◆ Instructions to follow:
Among the entries below, tally each line containing "Subscribe"; respond with the total only.

◆ Data extracts:
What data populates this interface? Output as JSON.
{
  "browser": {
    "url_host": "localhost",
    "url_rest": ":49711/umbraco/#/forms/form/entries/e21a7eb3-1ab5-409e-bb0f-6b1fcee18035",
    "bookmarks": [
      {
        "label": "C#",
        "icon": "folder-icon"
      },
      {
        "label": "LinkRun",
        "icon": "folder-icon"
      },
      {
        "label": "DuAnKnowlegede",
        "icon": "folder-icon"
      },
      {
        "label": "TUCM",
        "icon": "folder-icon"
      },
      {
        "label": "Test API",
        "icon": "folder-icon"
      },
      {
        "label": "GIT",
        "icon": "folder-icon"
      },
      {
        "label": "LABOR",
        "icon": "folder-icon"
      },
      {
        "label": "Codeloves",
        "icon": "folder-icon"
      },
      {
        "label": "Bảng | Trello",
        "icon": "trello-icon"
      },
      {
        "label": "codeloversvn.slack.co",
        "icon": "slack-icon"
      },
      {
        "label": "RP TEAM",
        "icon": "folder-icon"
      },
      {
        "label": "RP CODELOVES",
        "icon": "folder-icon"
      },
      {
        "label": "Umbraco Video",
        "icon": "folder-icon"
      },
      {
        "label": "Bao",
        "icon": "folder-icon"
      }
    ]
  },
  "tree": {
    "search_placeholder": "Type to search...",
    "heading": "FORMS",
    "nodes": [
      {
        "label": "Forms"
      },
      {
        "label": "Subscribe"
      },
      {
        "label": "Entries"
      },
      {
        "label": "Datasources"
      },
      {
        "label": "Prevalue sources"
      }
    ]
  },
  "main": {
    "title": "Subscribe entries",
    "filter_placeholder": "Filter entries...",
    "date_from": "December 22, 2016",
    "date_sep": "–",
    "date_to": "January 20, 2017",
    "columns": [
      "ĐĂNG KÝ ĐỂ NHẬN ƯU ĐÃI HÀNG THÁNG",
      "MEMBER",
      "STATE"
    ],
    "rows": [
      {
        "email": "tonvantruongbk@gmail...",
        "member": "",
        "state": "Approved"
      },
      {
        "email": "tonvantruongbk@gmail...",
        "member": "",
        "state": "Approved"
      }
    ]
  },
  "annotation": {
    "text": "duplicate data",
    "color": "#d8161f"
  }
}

◆ Response below:
2